Pegida leader 'paid court costs with group's money'
Pegida leader Lutz Bachmann. Photo: DPA.

The leader of the anti-Islam movement reportedly used money from Pegida's coffers to pay for two personal court cases, German media reported this week.

Anger as Berlin scraps Turkey concert on Armenia genocide
The Dresden Symphony Orchestra. Photo: DPA

Germany's foreign ministry Tuesday scrapped a planned symphony performance on the Armenian "genocide" in its Istanbul consulate, sparking accusations that it was caving in to Turkish pressure.

10 ways German completely messes up your English
Sponsored Article
Last chance to vote absentee in the US elections
Germany's 10 most weird and wonderful landmarks
10 things you never knew about socialist East Germany
How Germans fell in love with America's favourite squash
How I ditched London for Berlin and became a published author
12 clever German idioms that'll make you sound like a pro
23 fascinating facts you never knew about Berlin
9 unmissable events to check out in Germany this October
10 things you never knew about German reunification
10 things you're sure to notice after an Oktoberfest visit
Germany's 10 most Instagram-able places
15 pics that prove Germany is absolutely enchanting in autumn
10 German films you have to watch before you die
6 things about Munich that’ll stay with you forever
10 pieces of German slang you'll never learn in class
Ouch!
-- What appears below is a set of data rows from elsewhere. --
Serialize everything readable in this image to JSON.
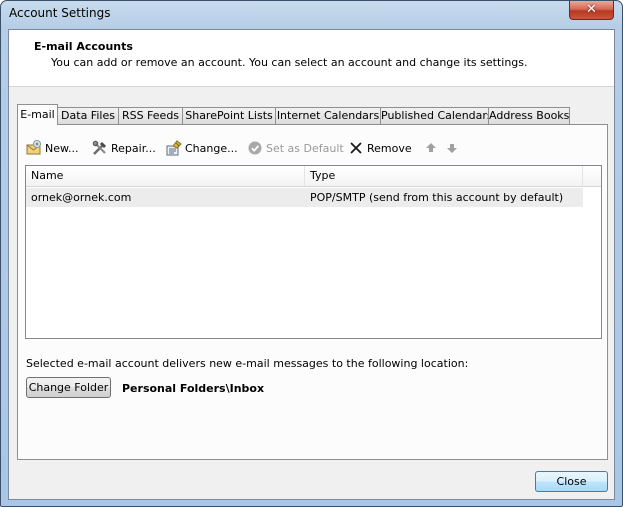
{
  "window": {
    "title": "Account Settings",
    "close_glyph": "✕"
  },
  "header": {
    "title": "E-mail Accounts",
    "description": "You can add or remove an account. You can select an account and change its settings."
  },
  "tabs": [
    {
      "label": "E-mail",
      "active": true
    },
    {
      "label": "Data Files",
      "active": false
    },
    {
      "label": "RSS Feeds",
      "active": false
    },
    {
      "label": "SharePoint Lists",
      "active": false
    },
    {
      "label": "Internet Calendars",
      "active": false
    },
    {
      "label": "Published Calendars",
      "active": false
    },
    {
      "label": "Address Books",
      "active": false
    }
  ],
  "toolbar": {
    "new_label": "New...",
    "repair_label": "Repair...",
    "change_label": "Change...",
    "set_default_label": "Set as Default",
    "remove_label": "Remove"
  },
  "accounts_list": {
    "columns": [
      "Name",
      "Type"
    ],
    "rows": [
      {
        "name": "ornek@ornek.com",
        "type": "POP/SMTP (send from this account by default)"
      }
    ]
  },
  "delivery": {
    "text": "Selected e-mail account delivers new e-mail messages to the following location:",
    "change_folder_label": "Change Folder",
    "folder_path": "Personal Folders\\Inbox"
  },
  "footer": {
    "close_label": "Close"
  }
}
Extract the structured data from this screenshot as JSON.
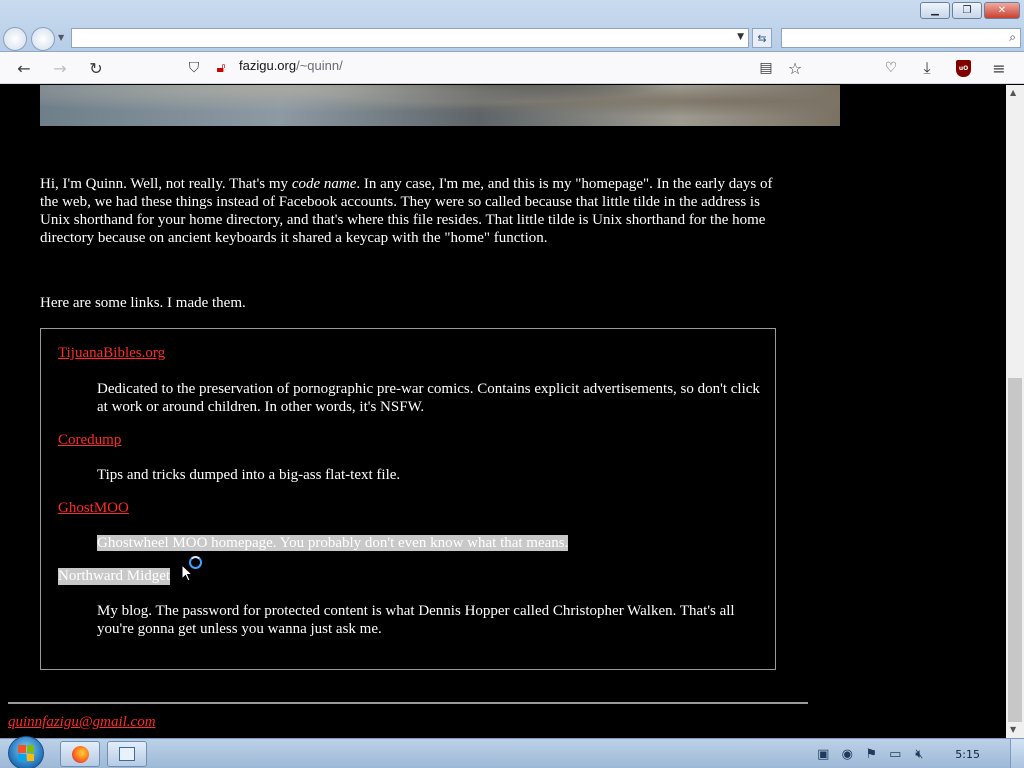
{
  "browser": {
    "url_host": "fazigu.org",
    "url_path": "/~quinn/",
    "window_buttons": {
      "minimize": "▁",
      "restore": "❐",
      "close": "✕"
    }
  },
  "page": {
    "intro_before_em": "Hi, I'm Quinn. Well, not really. That's my ",
    "intro_em": "code name",
    "intro_after_em": ". In any case, I'm me, and this is my \"homepage\". In the early days of the web, we had these things instead of Facebook accounts. They were so called because that little tilde in the address is Unix shorthand for your home directory, and that's where this file resides. That little tilde is Unix shorthand for the home directory because on ancient keyboards it shared a keycap with the \"home\" function.",
    "links_intro": "Here are some links. I made them.",
    "links": [
      {
        "title": "TijuanaBibles.org",
        "desc": "Dedicated to the preservation of pornographic pre-war comics. Contains explicit advertisements, so don't click at work or around children. In other words, it's NSFW."
      },
      {
        "title": "Coredump",
        "desc": "Tips and tricks dumped into a big-ass flat-text file."
      },
      {
        "title": "GhostMOO",
        "desc": "Ghostwheel MOO homepage. You probably don't even know what that means."
      },
      {
        "title": "Northward Midget",
        "desc": "My blog. The password for protected content is what Dennis Hopper called Christopher Walken. That's all you're gonna get unless you wanna just ask me."
      }
    ],
    "footer_email": "quinnfazigu@gmail.com"
  },
  "taskbar": {
    "clock": "5:15"
  },
  "colors": {
    "page_background": "#000000",
    "link": "#ff2a2a",
    "selection": "#c8c8c8",
    "text": "#ffffff"
  }
}
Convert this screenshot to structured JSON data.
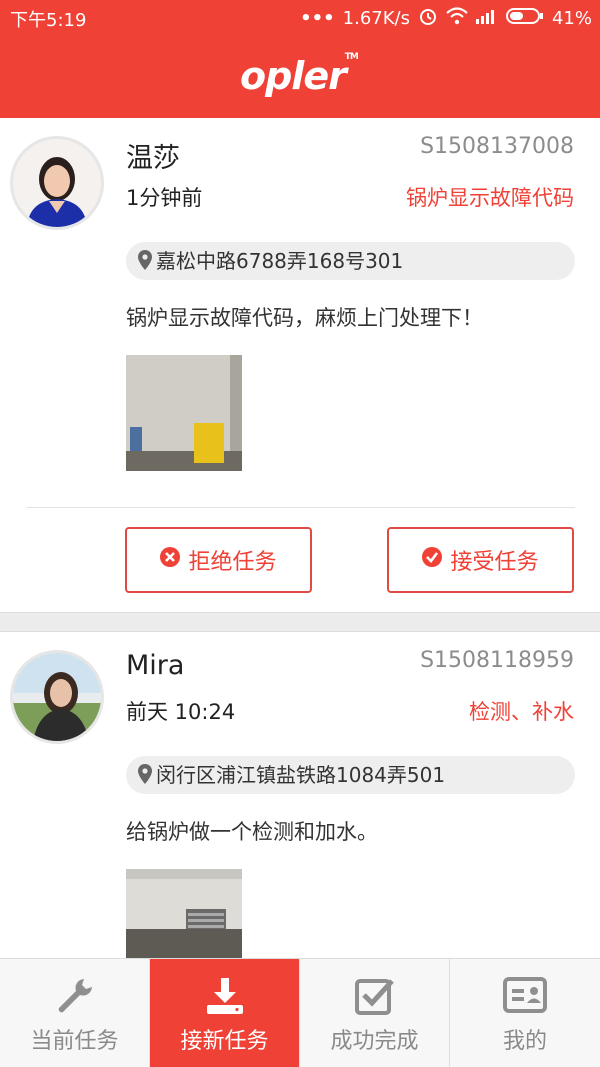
{
  "status_bar": {
    "time": "下午5:19",
    "net_speed": "1.67K/s",
    "battery": "41%"
  },
  "app": {
    "logo": "opler",
    "logo_tm": "TM"
  },
  "tasks": [
    {
      "customer": "温莎",
      "order_no": "S1508137008",
      "time": "1分钟前",
      "issue": "锅炉显示故障代码",
      "address": "嘉松中路6788弄168号301",
      "description": "锅炉显示故障代码，麻烦上门处理下！",
      "reject_label": "拒绝任务",
      "accept_label": "接受任务"
    },
    {
      "customer": "Mira",
      "order_no": "S1508118959",
      "time": "前天 10:24",
      "issue": "检测、补水",
      "address": "闵行区浦江镇盐铁路1084弄501",
      "description": "给锅炉做一个检测和加水。"
    }
  ],
  "tabs": [
    {
      "label": "当前任务",
      "icon": "wrench-icon",
      "active": false
    },
    {
      "label": "接新任务",
      "icon": "download-icon",
      "active": true
    },
    {
      "label": "成功完成",
      "icon": "checkbox-icon",
      "active": false
    },
    {
      "label": "我的",
      "icon": "id-card-icon",
      "active": false
    }
  ],
  "colors": {
    "brand": "#ef4136",
    "muted": "#8a8a8a"
  }
}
Naked swimmer hospitalized after angler hooks his penis
Six reasons why Berlin is now known as 'the failed city'
15 tell-tale signs you’ll never quite master German
7 American habits that make Germans very, very uncomfortable
Story of a fugitive cow who outwitted police for weeks before capture
Eleven famous Germans with surnames that'll make your sides split
jobs available
Toytown Germany
Germany's English-speaking crowd